=== Section Start ===
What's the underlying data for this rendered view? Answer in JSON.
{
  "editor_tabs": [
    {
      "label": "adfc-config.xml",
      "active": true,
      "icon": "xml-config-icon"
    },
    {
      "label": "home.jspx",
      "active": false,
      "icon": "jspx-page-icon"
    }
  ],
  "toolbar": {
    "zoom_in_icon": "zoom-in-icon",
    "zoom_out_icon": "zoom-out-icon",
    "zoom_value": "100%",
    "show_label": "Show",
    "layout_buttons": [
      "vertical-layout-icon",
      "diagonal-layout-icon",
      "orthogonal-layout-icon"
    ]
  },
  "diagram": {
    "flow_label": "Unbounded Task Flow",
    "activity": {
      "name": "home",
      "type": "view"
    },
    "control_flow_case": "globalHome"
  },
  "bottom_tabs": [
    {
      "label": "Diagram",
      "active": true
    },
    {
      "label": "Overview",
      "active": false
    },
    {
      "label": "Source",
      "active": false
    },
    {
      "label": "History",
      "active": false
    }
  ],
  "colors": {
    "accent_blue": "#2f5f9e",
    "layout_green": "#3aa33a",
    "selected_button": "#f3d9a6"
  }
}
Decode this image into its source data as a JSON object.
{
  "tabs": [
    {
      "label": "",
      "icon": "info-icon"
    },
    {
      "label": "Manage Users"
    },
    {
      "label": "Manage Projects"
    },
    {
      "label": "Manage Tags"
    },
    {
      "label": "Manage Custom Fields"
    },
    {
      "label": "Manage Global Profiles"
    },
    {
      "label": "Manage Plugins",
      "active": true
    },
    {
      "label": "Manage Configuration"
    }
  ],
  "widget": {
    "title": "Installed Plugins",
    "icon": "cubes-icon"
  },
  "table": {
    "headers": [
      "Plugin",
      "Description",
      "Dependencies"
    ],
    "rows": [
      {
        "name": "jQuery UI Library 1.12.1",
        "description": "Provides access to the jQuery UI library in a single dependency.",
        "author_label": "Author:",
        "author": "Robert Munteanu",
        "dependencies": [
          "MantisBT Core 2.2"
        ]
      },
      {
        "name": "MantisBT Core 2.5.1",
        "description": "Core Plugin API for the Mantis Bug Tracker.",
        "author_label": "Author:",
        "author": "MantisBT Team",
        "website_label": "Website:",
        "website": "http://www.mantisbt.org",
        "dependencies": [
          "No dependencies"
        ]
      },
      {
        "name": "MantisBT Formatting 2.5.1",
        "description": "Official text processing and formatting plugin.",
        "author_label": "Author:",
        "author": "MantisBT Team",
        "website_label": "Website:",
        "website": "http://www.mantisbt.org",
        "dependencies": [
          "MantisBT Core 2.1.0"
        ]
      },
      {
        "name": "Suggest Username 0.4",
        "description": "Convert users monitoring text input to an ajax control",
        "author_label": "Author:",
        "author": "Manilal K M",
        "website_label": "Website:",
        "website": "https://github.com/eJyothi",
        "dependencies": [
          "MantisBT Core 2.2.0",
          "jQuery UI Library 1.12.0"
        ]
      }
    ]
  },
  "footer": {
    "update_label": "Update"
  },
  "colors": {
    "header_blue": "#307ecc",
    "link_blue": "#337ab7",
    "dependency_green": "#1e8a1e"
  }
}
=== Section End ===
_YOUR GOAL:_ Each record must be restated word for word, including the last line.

_RESPONSE:_
What's the underlying data for this rendered view? Answer in JSON.
{
  "editor_tabs": [
    {
      "label": "adfc-config.xml",
      "active": true,
      "icon": "xml-config-icon"
    },
    {
      "label": "home.jspx",
      "active": false,
      "icon": "jspx-page-icon"
    }
  ],
  "toolbar": {
    "zoom_in_icon": "zoom-in-icon",
    "zoom_out_icon": "zoom-out-icon",
    "zoom_value": "100%",
    "show_label": "Show",
    "layout_buttons": [
      "vertical-layout-icon",
      "diagonal-layout-icon",
      "orthogonal-layout-icon"
    ]
  },
  "diagram": {
    "flow_label": "Unbounded Task Flow",
    "activity": {
      "name": "home",
      "type": "view"
    },
    "control_flow_case": "globalHome"
  },
  "bottom_tabs": [
    {
      "label": "Diagram",
      "active": true
    },
    {
      "label": "Overview",
      "active": false
    },
    {
      "label": "Source",
      "active": false
    },
    {
      "label": "History",
      "active": false
    }
  ],
  "colors": {
    "accent_blue": "#2f5f9e",
    "layout_green": "#3aa33a",
    "selected_button": "#f3d9a6"
  }
}
Decode this image into its source data as a JSON object.
{
  "tabs": [
    {
      "label": "",
      "icon": "info-icon"
    },
    {
      "label": "Manage Users"
    },
    {
      "label": "Manage Projects"
    },
    {
      "label": "Manage Tags"
    },
    {
      "label": "Manage Custom Fields"
    },
    {
      "label": "Manage Global Profiles"
    },
    {
      "label": "Manage Plugins",
      "active": true
    },
    {
      "label": "Manage Configuration"
    }
  ],
  "widget": {
    "title": "Installed Plugins",
    "icon": "cubes-icon"
  },
  "table": {
    "headers": [
      "Plugin",
      "Description",
      "Dependencies"
    ],
    "rows": [
      {
        "name": "jQuery UI Library 1.12.1",
        "description": "Provides access to the jQuery UI library in a single dependency.",
        "author_label": "Author:",
        "author": "Robert Munteanu",
        "dependencies": [
          "MantisBT Core 2.2"
        ]
      },
      {
        "name": "MantisBT Core 2.5.1",
        "description": "Core Plugin API for the Mantis Bug Tracker.",
        "author_label": "Author:",
        "author": "MantisBT Team",
        "website_label": "Website:",
        "website": "http://www.mantisbt.org",
        "dependencies": [
          "No dependencies"
        ]
      },
      {
        "name": "MantisBT Formatting 2.5.1",
        "description": "Official text processing and formatting plugin.",
        "author_label": "Author:",
        "author": "MantisBT Team",
        "website_label": "Website:",
        "website": "http://www.mantisbt.org",
        "dependencies": [
          "MantisBT Core 2.1.0"
        ]
      },
      {
        "name": "Suggest Username 0.4",
        "description": "Convert users monitoring text input to an ajax control",
        "author_label": "Author:",
        "author": "Manilal K M",
        "website_label": "Website:",
        "website": "https://github.com/eJyothi",
        "dependencies": [
          "MantisBT Core 2.2.0",
          "jQuery UI Library 1.12.0"
        ]
      }
    ]
  },
  "footer": {
    "update_label": "Update"
  },
  "colors": {
    "header_blue": "#307ecc",
    "link_blue": "#337ab7",
    "dependency_green": "#1e8a1e"
  }
}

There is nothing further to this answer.